Finally some actual Computation
In 1951 Grace Hopper created the first compiler, though in modern terms it was more of a linker than a compiler. It was called A0. In 1953 it's successor A2 was released to UNIVAC's customers.
In these days computers were hugely expensive and customers were expected to write their own software. They didn't come with operating systems and apps. She felt strongly that these computers should at least come with sample code. They provided the code on magnetic tapes to their customers. they encouraged them to look at the code and send patches back to the company. This was the first collaborative development.
In 1955 IBM got into the mainframe game with the 701. They weren't as excited about giving away code to their customers, but the customers decided to take things into their own hands. they started a user group of people who swapped code building up a library called the SHARE library, for obvious reasons. Eventually this library grew so big it became and operating system for IBM mainframes.
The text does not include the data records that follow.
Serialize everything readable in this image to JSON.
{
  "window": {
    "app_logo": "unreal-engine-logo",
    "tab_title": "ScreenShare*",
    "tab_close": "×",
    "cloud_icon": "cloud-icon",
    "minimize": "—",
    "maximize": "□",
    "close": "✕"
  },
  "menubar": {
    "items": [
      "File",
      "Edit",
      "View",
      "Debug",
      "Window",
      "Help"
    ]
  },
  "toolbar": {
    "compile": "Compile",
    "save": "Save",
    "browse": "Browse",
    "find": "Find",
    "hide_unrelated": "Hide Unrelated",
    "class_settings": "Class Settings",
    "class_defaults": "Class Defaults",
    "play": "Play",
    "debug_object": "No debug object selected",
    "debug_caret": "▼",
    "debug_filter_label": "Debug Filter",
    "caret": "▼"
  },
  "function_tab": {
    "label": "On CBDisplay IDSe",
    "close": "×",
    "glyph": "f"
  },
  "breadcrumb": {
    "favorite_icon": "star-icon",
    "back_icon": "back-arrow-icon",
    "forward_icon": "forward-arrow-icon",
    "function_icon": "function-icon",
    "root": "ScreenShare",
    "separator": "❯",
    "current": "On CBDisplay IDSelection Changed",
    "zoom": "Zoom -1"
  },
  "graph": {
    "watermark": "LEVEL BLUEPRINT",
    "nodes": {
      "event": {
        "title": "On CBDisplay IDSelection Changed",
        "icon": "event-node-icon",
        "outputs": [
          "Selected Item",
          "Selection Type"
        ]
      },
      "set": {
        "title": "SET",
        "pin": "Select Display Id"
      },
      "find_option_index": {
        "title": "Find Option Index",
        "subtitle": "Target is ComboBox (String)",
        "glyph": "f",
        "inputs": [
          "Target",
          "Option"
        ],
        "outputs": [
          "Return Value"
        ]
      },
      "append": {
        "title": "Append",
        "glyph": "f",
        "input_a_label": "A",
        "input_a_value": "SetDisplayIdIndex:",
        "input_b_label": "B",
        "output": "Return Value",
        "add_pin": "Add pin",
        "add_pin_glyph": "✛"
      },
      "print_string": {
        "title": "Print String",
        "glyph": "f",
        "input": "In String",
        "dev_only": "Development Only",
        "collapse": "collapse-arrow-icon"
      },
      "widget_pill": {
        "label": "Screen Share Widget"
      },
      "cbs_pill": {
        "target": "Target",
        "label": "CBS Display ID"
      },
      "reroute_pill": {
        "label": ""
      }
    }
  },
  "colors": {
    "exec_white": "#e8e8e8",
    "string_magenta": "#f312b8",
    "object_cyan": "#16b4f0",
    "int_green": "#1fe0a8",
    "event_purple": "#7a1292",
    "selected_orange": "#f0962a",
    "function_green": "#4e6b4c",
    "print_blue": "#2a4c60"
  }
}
This was the first open source OS. This started in the mid 1950s. SHARE is still around today and has over 20k members.
First up is Mike Boich. He was an early evangelist during the apple 2 days. he met the computer genius Mark Barton who had figured out how to make an Apple II do speech synthesis. keep in mind this was a computer with a 1 Mhz processor. This was in the early 80s when the Mac was still in development. Mike showed a preview of the Mac to Mark, Mark ported his software to the Mac, then Mike got Mark and Steve Jobs into a room together. Steve thought it was amazing and bought the software so that the Mac could be the first computer to introduce itself on stage. Apple bought the software, renamed it Mac InTalk, and a descendant of this software is built into every Mac today.
This was a case of a developer evangelist actually improving the product he was evangelizing.
So much has been written about Guy Kawasaki, including his own books. He was the guy who created the modern sense of a developer evangelist, including I believe the actual term technical evangelist. He did the leg work to find people who would be empowered by the Mac: graphic designers, small businesses, people who could now do things that they couldn't do before thanks to the Mac. He then helped them become successful.
Not only did guy teach Mac developers, he would go talk to their boss to convince them to buy the Mac. He would send them t-shirts. He would get Apple employees to speak at events. He always said that evangelism isn't about a product; it's about selling a dream. It's about what you can do with the product, or how the customer can be successful by using the product in the future. It's the dream.
Guy Kawasaki has written a ton of great books. If Developer Evangelism is your field, then go read this book Selling the Dream, first. It's the textbook of developer evangelism.
The Modern Era
I love Kathy Sierra. She started a series of books called Head First. I think Headfirst Java was one of the first. These were a very different style of technical books than the other books of the time. They were funny and irreverent. They contained jokes and were very visually impactful. Kathy created this series because she felt technical topics shouldn't be dry. They should be fun. we should teach people how to be succesful, not just sell them a book.
Kathy created this image. The old way is you should buy this product because we kick ass. This is the old IBM way. The new way is 'buy this product because we want you to kick ass. Use this product because it will make you better.
To make a long story slightly shorter
Developer evangelism has a long and amazing history spanning both engineering and marketing. However, I also think we are in a golden age when evangelism isn't just understood and accepted but considered an integral and essential part of any technical product. So to my devrel friends: you have joined a field with a long and illustrious tradition Go help people kick ass.
Posted June 6th, 2017